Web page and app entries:
----------------

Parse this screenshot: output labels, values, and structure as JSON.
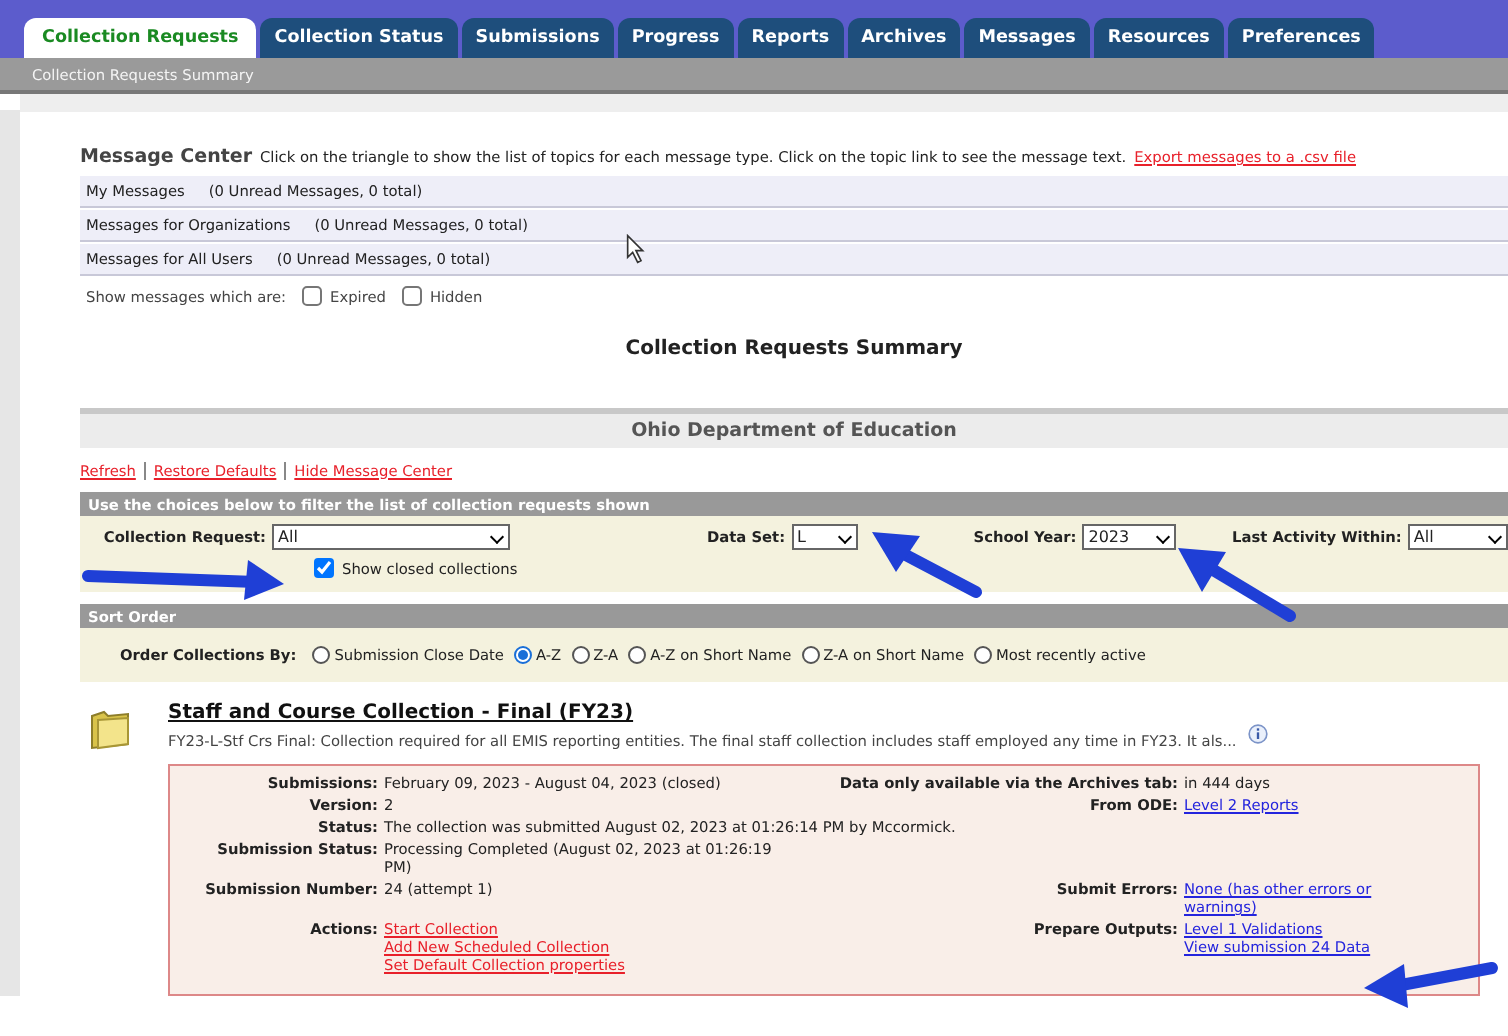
{
  "tabs": [
    {
      "label": "Collection Requests",
      "selected": true
    },
    {
      "label": "Collection Status",
      "selected": false
    },
    {
      "label": "Submissions",
      "selected": false
    },
    {
      "label": "Progress",
      "selected": false
    },
    {
      "label": "Reports",
      "selected": false
    },
    {
      "label": "Archives",
      "selected": false
    },
    {
      "label": "Messages",
      "selected": false
    },
    {
      "label": "Resources",
      "selected": false
    },
    {
      "label": "Preferences",
      "selected": false
    }
  ],
  "breadcrumb": "Collection Requests Summary",
  "message_center": {
    "title": "Message Center",
    "instructions": "Click on the triangle to show the list of topics for each message type. Click on the topic link to see the message text.",
    "export_link": "Export messages to a .csv file",
    "rows": [
      {
        "name": "My Messages",
        "counts": "(0 Unread Messages, 0 total)"
      },
      {
        "name": "Messages for Organizations",
        "counts": "(0 Unread Messages, 0 total)"
      },
      {
        "name": "Messages for All Users",
        "counts": "(0 Unread Messages, 0 total)"
      }
    ],
    "show_label": "Show messages which are:",
    "filters": [
      {
        "label": "Expired",
        "checked": false
      },
      {
        "label": "Hidden",
        "checked": false
      }
    ]
  },
  "page_title": "Collection Requests Summary",
  "organization": "Ohio Department of Education",
  "links": [
    "Refresh",
    "Restore Defaults",
    "Hide Message Center"
  ],
  "filter": {
    "header": "Use the choices below to filter the list of collection requests shown",
    "collection_request": {
      "label": "Collection Request:",
      "value": "All"
    },
    "data_set": {
      "label": "Data Set:",
      "value": "L"
    },
    "school_year": {
      "label": "School Year:",
      "value": "2023"
    },
    "last_activity": {
      "label": "Last Activity Within:",
      "value": "All"
    },
    "show_closed": {
      "label": "Show closed collections",
      "checked": true
    }
  },
  "sort": {
    "header": "Sort Order",
    "label": "Order Collections By:",
    "options": [
      {
        "label": "Submission Close Date",
        "selected": false
      },
      {
        "label": "A-Z",
        "selected": true
      },
      {
        "label": "Z-A",
        "selected": false
      },
      {
        "label": "A-Z on Short Name",
        "selected": false
      },
      {
        "label": "Z-A on Short Name",
        "selected": false
      },
      {
        "label": "Most recently active",
        "selected": false
      }
    ]
  },
  "collection": {
    "title": "Staff and Course Collection - Final (FY23)",
    "description": "FY23-L-Stf Crs Final: Collection required for all EMIS reporting entities. The final staff collection includes staff employed any time in FY23. It als...",
    "rows": [
      {
        "label": "Submissions:",
        "values": [
          {
            "text": "February 09, 2023 - August 04, 2023 (closed)",
            "kind": "text"
          }
        ],
        "right_label": "Data only available via the Archives tab:",
        "right_values": [
          {
            "text": "in 444 days",
            "kind": "text"
          }
        ]
      },
      {
        "label": "Version:",
        "values": [
          {
            "text": "2",
            "kind": "text"
          }
        ],
        "right_label": "From ODE:",
        "right_values": [
          {
            "text": "Level 2 Reports",
            "kind": "link"
          }
        ]
      },
      {
        "label": "Status:",
        "wide": true,
        "values": [
          {
            "text": "The collection was submitted August 02, 2023 at 01:26:14 PM by Mccormick.",
            "kind": "text"
          }
        ]
      },
      {
        "label": "Submission Status:",
        "values": [
          {
            "text": "Processing Completed (August 02, 2023 at 01:26:19 PM)",
            "kind": "text"
          }
        ]
      },
      {
        "label": "Submission Number:",
        "values": [
          {
            "text": "24 (attempt 1)",
            "kind": "text"
          }
        ],
        "right_label": "Submit Errors:",
        "right_values": [
          {
            "text": "None (has other errors or warnings)",
            "kind": "link"
          }
        ]
      },
      {
        "label": "Actions:",
        "values": [
          {
            "text": "Start Collection",
            "kind": "action"
          },
          {
            "text": "Add New Scheduled Collection",
            "kind": "action"
          },
          {
            "text": "Set Default Collection properties",
            "kind": "action"
          }
        ],
        "right_label": "Prepare Outputs:",
        "right_values": [
          {
            "text": "Level 1 Validations",
            "kind": "link"
          },
          {
            "text": "View submission 24 Data",
            "kind": "link"
          }
        ]
      }
    ]
  }
}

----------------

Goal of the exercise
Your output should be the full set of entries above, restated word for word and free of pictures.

Result of this exercise
Parse this screenshot: output labels, values, and structure as JSON.
{
  "tabs": [
    {
      "label": "Collection Requests",
      "selected": true
    },
    {
      "label": "Collection Status",
      "selected": false
    },
    {
      "label": "Submissions",
      "selected": false
    },
    {
      "label": "Progress",
      "selected": false
    },
    {
      "label": "Reports",
      "selected": false
    },
    {
      "label": "Archives",
      "selected": false
    },
    {
      "label": "Messages",
      "selected": false
    },
    {
      "label": "Resources",
      "selected": false
    },
    {
      "label": "Preferences",
      "selected": false
    }
  ],
  "breadcrumb": "Collection Requests Summary",
  "message_center": {
    "title": "Message Center",
    "instructions": "Click on the triangle to show the list of topics for each message type. Click on the topic link to see the message text.",
    "export_link": "Export messages to a .csv file",
    "rows": [
      {
        "name": "My Messages",
        "counts": "(0 Unread Messages, 0 total)"
      },
      {
        "name": "Messages for Organizations",
        "counts": "(0 Unread Messages, 0 total)"
      },
      {
        "name": "Messages for All Users",
        "counts": "(0 Unread Messages, 0 total)"
      }
    ],
    "show_label": "Show messages which are:",
    "filters": [
      {
        "label": "Expired",
        "checked": false
      },
      {
        "label": "Hidden",
        "checked": false
      }
    ]
  },
  "page_title": "Collection Requests Summary",
  "organization": "Ohio Department of Education",
  "links": [
    "Refresh",
    "Restore Defaults",
    "Hide Message Center"
  ],
  "filter": {
    "header": "Use the choices below to filter the list of collection requests shown",
    "collection_request": {
      "label": "Collection Request:",
      "value": "All"
    },
    "data_set": {
      "label": "Data Set:",
      "value": "L"
    },
    "school_year": {
      "label": "School Year:",
      "value": "2023"
    },
    "last_activity": {
      "label": "Last Activity Within:",
      "value": "All"
    },
    "show_closed": {
      "label": "Show closed collections",
      "checked": true
    }
  },
  "sort": {
    "header": "Sort Order",
    "label": "Order Collections By:",
    "options": [
      {
        "label": "Submission Close Date",
        "selected": false
      },
      {
        "label": "A-Z",
        "selected": true
      },
      {
        "label": "Z-A",
        "selected": false
      },
      {
        "label": "A-Z on Short Name",
        "selected": false
      },
      {
        "label": "Z-A on Short Name",
        "selected": false
      },
      {
        "label": "Most recently active",
        "selected": false
      }
    ]
  },
  "collection": {
    "title": "Staff and Course Collection - Final (FY23)",
    "description": "FY23-L-Stf Crs Final: Collection required for all EMIS reporting entities. The final staff collection includes staff employed any time in FY23. It als...",
    "rows": [
      {
        "label": "Submissions:",
        "values": [
          {
            "text": "February 09, 2023 - August 04, 2023 (closed)",
            "kind": "text"
          }
        ],
        "right_label": "Data only available via the Archives tab:",
        "right_values": [
          {
            "text": "in 444 days",
            "kind": "text"
          }
        ]
      },
      {
        "label": "Version:",
        "values": [
          {
            "text": "2",
            "kind": "text"
          }
        ],
        "right_label": "From ODE:",
        "right_values": [
          {
            "text": "Level 2 Reports",
            "kind": "link"
          }
        ]
      },
      {
        "label": "Status:",
        "wide": true,
        "values": [
          {
            "text": "The collection was submitted August 02, 2023 at 01:26:14 PM by Mccormick.",
            "kind": "text"
          }
        ]
      },
      {
        "label": "Submission Status:",
        "values": [
          {
            "text": "Processing Completed (August 02, 2023 at 01:26:19 PM)",
            "kind": "text"
          }
        ]
      },
      {
        "label": "Submission Number:",
        "values": [
          {
            "text": "24 (attempt 1)",
            "kind": "text"
          }
        ],
        "right_label": "Submit Errors:",
        "right_values": [
          {
            "text": "None (has other errors or warnings)",
            "kind": "link"
          }
        ]
      },
      {
        "label": "Actions:",
        "values": [
          {
            "text": "Start Collection",
            "kind": "action"
          },
          {
            "text": "Add New Scheduled Collection",
            "kind": "action"
          },
          {
            "text": "Set Default Collection properties",
            "kind": "action"
          }
        ],
        "right_label": "Prepare Outputs:",
        "right_values": [
          {
            "text": "Level 1 Validations",
            "kind": "link"
          },
          {
            "text": "View submission 24 Data",
            "kind": "link"
          }
        ]
      }
    ]
  }
}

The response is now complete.